## Exercise requirements
Sort through the material below and copy each line with "JSON".

## Data excerpts
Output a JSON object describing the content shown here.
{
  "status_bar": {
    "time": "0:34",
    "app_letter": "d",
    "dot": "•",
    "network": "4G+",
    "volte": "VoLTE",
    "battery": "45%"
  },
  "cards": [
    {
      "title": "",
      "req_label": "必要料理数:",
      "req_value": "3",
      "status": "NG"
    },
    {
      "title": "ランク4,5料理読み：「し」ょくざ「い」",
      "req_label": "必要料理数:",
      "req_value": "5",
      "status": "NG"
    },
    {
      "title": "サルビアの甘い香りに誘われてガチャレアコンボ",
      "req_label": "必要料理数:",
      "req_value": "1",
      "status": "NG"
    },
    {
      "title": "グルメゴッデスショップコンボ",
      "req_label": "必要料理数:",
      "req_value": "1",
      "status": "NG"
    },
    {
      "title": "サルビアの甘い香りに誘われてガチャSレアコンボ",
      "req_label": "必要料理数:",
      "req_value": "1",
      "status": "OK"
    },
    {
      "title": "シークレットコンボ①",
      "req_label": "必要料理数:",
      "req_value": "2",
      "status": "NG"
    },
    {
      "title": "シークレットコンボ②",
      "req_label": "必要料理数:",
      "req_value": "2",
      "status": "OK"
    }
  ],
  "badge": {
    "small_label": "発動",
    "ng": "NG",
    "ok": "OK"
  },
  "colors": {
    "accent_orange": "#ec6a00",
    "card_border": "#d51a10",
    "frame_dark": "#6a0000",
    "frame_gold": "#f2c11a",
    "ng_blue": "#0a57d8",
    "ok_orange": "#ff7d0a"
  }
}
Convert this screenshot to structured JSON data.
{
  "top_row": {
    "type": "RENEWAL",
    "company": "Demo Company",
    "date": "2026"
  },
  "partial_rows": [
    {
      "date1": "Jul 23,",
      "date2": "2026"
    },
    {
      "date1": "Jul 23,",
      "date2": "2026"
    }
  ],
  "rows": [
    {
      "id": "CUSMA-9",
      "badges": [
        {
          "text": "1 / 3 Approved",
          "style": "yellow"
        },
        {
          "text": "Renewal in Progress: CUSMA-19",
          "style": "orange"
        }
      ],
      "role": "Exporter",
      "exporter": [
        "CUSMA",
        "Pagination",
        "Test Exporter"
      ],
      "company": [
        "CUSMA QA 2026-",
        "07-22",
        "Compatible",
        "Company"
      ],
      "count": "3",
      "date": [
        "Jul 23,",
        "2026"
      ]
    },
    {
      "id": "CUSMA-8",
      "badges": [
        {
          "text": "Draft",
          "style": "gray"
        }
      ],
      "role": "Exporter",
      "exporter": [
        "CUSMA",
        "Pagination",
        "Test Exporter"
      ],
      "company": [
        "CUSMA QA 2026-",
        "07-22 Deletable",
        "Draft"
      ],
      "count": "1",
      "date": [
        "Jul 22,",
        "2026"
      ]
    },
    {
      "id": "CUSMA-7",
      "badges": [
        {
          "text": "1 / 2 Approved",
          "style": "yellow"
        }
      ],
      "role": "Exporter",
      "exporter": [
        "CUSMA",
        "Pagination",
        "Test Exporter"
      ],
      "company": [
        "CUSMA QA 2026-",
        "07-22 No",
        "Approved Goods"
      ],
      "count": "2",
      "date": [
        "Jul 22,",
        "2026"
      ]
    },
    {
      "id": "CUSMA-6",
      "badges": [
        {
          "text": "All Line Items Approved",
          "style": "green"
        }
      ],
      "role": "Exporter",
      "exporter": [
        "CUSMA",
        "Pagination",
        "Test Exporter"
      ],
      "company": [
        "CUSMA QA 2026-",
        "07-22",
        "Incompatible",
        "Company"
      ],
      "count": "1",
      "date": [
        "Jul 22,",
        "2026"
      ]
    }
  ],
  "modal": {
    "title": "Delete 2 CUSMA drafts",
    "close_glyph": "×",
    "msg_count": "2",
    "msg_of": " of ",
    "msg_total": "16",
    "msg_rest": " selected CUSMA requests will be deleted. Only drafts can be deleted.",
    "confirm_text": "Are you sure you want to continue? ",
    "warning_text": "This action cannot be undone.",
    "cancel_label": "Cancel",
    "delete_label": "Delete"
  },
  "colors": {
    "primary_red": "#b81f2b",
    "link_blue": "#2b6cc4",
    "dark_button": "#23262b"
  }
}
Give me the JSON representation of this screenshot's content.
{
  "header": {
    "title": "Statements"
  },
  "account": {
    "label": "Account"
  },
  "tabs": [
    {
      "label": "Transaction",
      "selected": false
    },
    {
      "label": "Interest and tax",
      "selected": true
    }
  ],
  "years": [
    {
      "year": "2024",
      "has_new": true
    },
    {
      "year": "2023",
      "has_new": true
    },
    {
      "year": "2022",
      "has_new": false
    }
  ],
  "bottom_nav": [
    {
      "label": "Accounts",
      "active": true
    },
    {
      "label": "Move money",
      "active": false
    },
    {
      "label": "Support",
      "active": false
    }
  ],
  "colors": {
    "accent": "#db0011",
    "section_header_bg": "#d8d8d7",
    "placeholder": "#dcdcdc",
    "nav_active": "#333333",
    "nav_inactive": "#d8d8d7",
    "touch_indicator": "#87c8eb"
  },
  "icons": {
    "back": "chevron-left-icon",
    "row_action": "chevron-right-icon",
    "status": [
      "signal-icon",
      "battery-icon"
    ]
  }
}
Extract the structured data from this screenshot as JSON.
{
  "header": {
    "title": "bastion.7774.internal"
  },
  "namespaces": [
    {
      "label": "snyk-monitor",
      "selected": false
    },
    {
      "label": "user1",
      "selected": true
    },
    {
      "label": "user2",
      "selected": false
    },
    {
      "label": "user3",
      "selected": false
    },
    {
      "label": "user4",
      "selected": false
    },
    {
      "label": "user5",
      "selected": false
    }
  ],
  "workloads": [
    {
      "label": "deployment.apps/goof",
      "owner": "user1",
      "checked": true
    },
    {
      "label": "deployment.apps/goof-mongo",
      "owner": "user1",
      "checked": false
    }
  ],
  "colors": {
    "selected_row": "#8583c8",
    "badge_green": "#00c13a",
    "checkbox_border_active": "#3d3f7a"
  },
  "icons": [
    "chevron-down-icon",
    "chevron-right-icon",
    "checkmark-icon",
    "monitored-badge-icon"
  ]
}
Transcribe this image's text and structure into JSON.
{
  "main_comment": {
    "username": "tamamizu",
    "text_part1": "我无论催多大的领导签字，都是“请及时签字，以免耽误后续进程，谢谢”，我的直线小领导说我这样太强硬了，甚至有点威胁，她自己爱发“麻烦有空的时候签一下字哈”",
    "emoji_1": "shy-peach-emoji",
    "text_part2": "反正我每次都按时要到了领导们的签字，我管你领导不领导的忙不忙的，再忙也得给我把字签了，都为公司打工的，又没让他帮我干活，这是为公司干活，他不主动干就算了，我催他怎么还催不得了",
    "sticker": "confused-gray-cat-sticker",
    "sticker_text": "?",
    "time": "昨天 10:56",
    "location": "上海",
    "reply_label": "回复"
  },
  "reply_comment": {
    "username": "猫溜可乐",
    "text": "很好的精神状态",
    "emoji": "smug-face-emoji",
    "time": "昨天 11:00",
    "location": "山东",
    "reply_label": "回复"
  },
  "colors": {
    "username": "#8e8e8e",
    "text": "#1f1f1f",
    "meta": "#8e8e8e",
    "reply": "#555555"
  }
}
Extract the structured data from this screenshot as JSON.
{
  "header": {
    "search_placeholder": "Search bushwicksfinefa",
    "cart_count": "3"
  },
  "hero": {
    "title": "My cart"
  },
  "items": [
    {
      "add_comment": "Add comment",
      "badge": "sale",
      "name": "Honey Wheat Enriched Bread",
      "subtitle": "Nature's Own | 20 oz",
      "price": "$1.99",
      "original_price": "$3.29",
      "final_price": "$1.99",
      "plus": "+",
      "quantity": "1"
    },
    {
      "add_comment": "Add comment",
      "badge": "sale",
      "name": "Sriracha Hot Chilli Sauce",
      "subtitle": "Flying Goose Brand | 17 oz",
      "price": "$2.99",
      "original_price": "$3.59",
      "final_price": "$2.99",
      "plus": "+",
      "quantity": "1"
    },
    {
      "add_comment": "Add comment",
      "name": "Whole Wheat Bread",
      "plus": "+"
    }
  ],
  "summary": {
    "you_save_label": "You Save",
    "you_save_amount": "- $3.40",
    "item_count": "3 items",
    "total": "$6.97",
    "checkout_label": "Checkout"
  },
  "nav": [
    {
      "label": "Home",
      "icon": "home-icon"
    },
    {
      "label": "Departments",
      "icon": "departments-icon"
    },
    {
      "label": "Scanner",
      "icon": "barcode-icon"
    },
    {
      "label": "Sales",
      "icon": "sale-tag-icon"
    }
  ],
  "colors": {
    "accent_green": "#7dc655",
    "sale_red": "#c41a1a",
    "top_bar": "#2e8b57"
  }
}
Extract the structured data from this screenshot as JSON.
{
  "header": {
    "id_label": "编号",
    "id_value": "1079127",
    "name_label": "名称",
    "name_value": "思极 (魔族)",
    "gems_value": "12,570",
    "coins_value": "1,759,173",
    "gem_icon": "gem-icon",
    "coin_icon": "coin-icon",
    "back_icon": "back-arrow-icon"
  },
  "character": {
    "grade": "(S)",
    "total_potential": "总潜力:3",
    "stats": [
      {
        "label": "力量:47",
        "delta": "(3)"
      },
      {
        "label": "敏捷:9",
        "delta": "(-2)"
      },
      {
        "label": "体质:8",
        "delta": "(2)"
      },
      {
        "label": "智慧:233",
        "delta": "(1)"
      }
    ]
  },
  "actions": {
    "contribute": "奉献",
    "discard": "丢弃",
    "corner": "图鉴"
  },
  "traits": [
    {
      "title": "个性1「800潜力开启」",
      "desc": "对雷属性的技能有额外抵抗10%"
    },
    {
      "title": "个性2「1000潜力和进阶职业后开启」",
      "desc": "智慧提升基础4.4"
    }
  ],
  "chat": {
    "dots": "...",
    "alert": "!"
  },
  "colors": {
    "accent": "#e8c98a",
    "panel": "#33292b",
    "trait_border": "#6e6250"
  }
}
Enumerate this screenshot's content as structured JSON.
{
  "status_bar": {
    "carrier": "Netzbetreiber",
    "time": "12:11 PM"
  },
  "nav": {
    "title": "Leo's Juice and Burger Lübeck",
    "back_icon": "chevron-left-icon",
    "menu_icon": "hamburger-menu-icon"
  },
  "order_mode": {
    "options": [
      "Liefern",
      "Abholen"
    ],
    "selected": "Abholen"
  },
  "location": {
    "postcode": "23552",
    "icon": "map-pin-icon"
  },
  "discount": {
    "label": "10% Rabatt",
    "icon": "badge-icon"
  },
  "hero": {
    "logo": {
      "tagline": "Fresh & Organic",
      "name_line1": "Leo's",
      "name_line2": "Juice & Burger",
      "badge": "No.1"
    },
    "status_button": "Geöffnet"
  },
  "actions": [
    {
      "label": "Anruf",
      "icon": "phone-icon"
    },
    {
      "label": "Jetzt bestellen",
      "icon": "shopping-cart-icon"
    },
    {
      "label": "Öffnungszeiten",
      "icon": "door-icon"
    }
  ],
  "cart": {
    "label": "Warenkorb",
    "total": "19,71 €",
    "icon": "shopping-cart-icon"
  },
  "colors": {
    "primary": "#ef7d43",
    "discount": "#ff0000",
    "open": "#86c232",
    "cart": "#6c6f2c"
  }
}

## Exercise output
Output a JSON object describing the content shown here.
Convert this screenshot to structured JSON data.
Give me the JSON representation of this screenshot's content.
Extract the structured data from this screenshot as JSON.
Transcribe this image's text and structure into JSON.
Extract the structured data from this screenshot as JSON.
Extract the structured data from this screenshot as JSON.
Enumerate this screenshot's content as structured JSON.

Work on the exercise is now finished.